__To do__:
Within the entries that follow, show each line where the word "Have" occurs.

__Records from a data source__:
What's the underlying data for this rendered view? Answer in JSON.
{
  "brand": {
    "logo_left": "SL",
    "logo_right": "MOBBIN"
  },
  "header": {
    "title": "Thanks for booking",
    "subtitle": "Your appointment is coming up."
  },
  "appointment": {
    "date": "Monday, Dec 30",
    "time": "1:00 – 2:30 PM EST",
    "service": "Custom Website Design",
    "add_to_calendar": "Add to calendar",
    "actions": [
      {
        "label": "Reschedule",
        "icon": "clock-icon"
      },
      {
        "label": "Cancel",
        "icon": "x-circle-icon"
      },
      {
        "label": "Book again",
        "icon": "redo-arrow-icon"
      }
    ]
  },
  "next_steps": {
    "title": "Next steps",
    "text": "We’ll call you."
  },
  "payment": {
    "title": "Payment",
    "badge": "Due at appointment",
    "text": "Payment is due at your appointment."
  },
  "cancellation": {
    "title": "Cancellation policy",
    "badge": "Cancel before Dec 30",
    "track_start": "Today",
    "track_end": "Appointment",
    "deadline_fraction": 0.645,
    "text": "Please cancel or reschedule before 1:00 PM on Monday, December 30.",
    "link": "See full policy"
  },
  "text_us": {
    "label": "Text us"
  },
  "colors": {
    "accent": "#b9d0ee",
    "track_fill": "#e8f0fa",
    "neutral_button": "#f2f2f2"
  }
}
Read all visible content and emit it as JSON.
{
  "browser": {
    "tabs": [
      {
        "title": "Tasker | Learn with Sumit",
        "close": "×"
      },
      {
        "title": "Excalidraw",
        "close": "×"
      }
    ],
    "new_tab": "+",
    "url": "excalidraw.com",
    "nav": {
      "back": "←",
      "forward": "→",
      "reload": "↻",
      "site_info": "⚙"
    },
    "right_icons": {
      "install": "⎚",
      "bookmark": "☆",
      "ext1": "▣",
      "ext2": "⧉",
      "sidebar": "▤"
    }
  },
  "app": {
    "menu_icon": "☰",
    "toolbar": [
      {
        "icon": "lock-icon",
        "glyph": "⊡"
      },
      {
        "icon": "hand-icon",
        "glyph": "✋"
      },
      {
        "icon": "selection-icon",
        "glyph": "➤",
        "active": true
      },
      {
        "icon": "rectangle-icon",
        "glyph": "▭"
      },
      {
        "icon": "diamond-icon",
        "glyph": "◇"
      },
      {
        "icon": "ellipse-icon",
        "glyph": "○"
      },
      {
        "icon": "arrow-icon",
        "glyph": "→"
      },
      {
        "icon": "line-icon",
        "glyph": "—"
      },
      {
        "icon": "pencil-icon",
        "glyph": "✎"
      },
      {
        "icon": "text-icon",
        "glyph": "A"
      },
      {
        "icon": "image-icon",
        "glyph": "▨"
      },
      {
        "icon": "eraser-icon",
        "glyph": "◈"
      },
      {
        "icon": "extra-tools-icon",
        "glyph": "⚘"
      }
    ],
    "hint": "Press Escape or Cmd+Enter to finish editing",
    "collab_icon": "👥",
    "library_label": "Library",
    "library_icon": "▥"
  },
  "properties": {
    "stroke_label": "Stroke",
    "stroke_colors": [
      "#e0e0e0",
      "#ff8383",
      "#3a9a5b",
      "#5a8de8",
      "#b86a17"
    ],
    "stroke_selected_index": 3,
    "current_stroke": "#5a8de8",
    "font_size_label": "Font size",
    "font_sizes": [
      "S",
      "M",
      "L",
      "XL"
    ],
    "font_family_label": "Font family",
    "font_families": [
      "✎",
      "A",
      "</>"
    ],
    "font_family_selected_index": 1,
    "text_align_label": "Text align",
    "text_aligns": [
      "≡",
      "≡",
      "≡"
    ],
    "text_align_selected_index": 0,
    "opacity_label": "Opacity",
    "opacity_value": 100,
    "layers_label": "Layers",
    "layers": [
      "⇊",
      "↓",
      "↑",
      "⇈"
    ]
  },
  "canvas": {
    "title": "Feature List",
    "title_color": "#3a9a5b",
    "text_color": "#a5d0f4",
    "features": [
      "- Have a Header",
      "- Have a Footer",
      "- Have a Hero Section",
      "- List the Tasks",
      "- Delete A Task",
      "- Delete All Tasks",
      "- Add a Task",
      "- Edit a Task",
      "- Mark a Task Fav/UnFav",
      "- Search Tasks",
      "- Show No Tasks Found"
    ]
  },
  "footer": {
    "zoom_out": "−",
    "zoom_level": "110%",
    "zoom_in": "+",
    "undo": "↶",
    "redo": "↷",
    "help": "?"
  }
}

__Output below__:
      "- Have a Header",
      "- Have a Footer",
      "- Have a Hero Section",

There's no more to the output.